WHAT IS EXPECTED:
Retype, exactly and completely, the listing that comes next, skipping its images.

BEGIN

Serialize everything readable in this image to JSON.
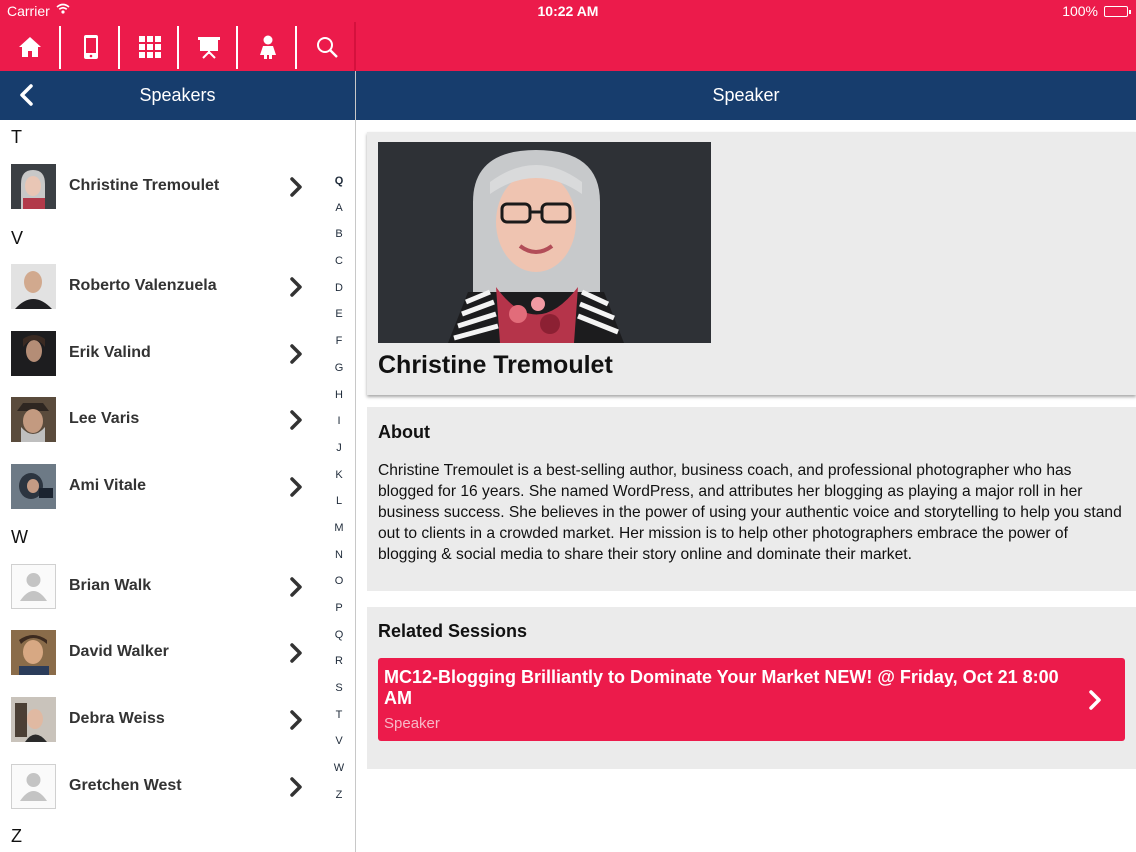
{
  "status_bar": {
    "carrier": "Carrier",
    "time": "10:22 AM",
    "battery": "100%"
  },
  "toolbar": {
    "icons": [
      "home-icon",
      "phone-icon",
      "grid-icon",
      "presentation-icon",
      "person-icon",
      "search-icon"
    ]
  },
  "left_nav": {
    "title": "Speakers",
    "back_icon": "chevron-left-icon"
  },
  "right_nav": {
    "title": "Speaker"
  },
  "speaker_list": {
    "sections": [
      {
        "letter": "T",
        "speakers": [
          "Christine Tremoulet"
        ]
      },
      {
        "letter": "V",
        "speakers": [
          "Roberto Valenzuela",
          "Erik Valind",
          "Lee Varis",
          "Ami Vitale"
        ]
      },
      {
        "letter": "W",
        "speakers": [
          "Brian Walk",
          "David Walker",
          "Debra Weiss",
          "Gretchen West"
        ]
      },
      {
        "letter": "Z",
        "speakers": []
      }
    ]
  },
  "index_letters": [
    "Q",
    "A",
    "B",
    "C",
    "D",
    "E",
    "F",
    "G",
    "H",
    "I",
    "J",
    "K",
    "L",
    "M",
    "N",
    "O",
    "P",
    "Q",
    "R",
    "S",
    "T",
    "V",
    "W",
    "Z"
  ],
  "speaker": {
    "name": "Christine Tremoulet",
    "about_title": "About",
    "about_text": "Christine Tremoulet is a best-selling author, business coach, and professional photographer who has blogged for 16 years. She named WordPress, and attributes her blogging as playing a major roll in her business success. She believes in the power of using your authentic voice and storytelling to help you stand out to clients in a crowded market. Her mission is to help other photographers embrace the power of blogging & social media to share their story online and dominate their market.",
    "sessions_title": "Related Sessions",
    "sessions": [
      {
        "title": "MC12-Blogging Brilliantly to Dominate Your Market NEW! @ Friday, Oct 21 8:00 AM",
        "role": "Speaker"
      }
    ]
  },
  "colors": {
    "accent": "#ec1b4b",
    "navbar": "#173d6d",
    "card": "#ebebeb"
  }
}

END

REPLY TO THE TASK:
Serialize everything readable in this image to JSON.
{
  "status_bar": {
    "carrier": "Carrier",
    "time": "10:22 AM",
    "battery": "100%"
  },
  "toolbar": {
    "icons": [
      "home-icon",
      "phone-icon",
      "grid-icon",
      "presentation-icon",
      "person-icon",
      "search-icon"
    ]
  },
  "left_nav": {
    "title": "Speakers",
    "back_icon": "chevron-left-icon"
  },
  "right_nav": {
    "title": "Speaker"
  },
  "speaker_list": {
    "sections": [
      {
        "letter": "T",
        "speakers": [
          "Christine Tremoulet"
        ]
      },
      {
        "letter": "V",
        "speakers": [
          "Roberto Valenzuela",
          "Erik Valind",
          "Lee Varis",
          "Ami Vitale"
        ]
      },
      {
        "letter": "W",
        "speakers": [
          "Brian Walk",
          "David Walker",
          "Debra Weiss",
          "Gretchen West"
        ]
      },
      {
        "letter": "Z",
        "speakers": []
      }
    ]
  },
  "index_letters": [
    "Q",
    "A",
    "B",
    "C",
    "D",
    "E",
    "F",
    "G",
    "H",
    "I",
    "J",
    "K",
    "L",
    "M",
    "N",
    "O",
    "P",
    "Q",
    "R",
    "S",
    "T",
    "V",
    "W",
    "Z"
  ],
  "speaker": {
    "name": "Christine Tremoulet",
    "about_title": "About",
    "about_text": "Christine Tremoulet is a best-selling author, business coach, and professional photographer who has blogged for 16 years. She named WordPress, and attributes her blogging as playing a major roll in her business success. She believes in the power of using your authentic voice and storytelling to help you stand out to clients in a crowded market. Her mission is to help other photographers embrace the power of blogging & social media to share their story online and dominate their market.",
    "sessions_title": "Related Sessions",
    "sessions": [
      {
        "title": "MC12-Blogging Brilliantly to Dominate Your Market NEW! @ Friday, Oct 21 8:00 AM",
        "role": "Speaker"
      }
    ]
  },
  "colors": {
    "accent": "#ec1b4b",
    "navbar": "#173d6d",
    "card": "#ebebeb"
  }
}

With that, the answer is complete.